Building Run, a video installation by artist Keith Deverell, marries art, technology and sustainability.
Lord Mayor Clover Moore said the project, sponsored by Investa and Deutsche Bank, and supported by Carbon Arts and Buildings Alive, aimed to get Sydneysiders thinking about how they use energy.
The installation comprises five video screens, each of which relates to one of the five office buildings participating in the project – 400 George Street, 255 Elizabeth Street, the BT Tower, Customs House and Deutsche Bank Place.
“Low energy use in the buildings will make the virtual athletes run a faster, more efficient race,” Ms Moore said.
“As energy levels ramp up, the buildings’ runners will become visibly exhausted – their cheeks will go red, their breathing will get heavier and they will sweat.”
Mr Deverell said he was interested in the idea of buildings as living and breathing organisms, and that a healthy body image was as important to a building as to humans.
“Data visualisations like this can challenge the way we see and interact with the world around us,” said Ms Moore.

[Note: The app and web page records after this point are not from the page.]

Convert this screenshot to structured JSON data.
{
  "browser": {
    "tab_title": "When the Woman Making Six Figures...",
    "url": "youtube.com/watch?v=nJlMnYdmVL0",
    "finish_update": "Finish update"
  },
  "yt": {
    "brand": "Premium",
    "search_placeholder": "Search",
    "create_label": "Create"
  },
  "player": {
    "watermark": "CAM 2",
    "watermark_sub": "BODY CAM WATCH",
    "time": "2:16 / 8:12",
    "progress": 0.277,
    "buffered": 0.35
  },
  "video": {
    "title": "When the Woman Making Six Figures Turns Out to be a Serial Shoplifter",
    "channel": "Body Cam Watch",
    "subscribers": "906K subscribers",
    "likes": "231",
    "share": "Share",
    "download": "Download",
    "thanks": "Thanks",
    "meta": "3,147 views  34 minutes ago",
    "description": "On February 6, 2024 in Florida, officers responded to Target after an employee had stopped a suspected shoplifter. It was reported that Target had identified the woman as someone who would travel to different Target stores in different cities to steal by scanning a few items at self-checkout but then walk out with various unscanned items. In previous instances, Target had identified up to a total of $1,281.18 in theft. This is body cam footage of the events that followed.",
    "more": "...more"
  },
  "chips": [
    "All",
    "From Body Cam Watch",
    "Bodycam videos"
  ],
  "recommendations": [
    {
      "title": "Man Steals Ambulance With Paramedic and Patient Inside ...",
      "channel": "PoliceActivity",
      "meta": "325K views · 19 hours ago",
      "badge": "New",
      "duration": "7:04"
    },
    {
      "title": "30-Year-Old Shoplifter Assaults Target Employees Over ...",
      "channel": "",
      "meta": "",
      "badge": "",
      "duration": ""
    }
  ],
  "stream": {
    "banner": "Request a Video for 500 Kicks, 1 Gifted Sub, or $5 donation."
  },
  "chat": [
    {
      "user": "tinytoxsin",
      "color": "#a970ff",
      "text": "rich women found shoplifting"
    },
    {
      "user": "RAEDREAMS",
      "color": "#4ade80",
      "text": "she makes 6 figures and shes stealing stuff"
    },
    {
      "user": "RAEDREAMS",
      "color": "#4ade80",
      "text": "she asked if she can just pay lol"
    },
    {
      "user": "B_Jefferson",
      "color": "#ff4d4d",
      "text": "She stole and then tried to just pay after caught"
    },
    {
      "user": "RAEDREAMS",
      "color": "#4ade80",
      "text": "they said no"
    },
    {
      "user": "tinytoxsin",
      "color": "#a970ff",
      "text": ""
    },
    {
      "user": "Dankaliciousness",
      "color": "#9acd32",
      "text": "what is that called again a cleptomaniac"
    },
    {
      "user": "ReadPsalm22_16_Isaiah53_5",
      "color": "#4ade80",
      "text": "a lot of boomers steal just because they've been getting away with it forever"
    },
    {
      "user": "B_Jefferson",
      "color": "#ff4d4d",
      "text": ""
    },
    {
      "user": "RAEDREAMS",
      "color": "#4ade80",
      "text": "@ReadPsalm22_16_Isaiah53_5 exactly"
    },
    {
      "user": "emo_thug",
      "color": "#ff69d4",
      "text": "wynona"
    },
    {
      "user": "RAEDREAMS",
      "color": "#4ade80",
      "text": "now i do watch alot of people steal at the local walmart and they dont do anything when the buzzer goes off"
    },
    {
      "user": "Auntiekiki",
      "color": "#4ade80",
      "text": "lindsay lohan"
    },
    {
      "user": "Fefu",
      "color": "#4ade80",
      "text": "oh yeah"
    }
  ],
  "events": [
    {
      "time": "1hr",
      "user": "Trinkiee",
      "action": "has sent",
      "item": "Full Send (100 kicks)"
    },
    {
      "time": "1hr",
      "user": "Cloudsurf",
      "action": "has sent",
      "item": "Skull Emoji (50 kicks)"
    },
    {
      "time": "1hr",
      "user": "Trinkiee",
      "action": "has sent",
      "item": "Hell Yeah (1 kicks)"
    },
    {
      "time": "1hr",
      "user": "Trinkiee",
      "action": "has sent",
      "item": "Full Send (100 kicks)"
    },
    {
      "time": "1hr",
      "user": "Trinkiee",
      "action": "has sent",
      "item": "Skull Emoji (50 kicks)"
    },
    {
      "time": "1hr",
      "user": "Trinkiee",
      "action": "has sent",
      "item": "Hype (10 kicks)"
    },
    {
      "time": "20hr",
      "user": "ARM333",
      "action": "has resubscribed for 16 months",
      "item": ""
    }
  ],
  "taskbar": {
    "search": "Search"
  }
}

“Offices are the biggest emitters of greenhouse gas emissions in our cities – improving their energy performance, including changing our behaviour in offices, can make a big difference.”
Carbon Art’s Jodi Newcombe said the project highlighted the race to green up our infrastructure by 2030.
“The race is a metaphoric one in that we are racing against the clock in terms of addressing climate change,” she said. “But it’s also a literal one in the sense of Building Run being a daily race of these buildings to perform better than they have in the past.”
See our article Jodi Newcombe: How art is making sustainability cool
Investa’s general manager of corporate sustainability Beck Dawson said the project had the opportunity to humanise the performance of buildings and create a conversation on how the collective behaviour of individuals can influence building performance.
“While the built environment is responsible for a considerable amount of our country’s carbon dioxide emissions – up to 23 per cent – it’s our people, those who spend time day-in, day-out within these workspaces, who also have a key role to play in improving energy efficiency and minimising our emissions,” she said.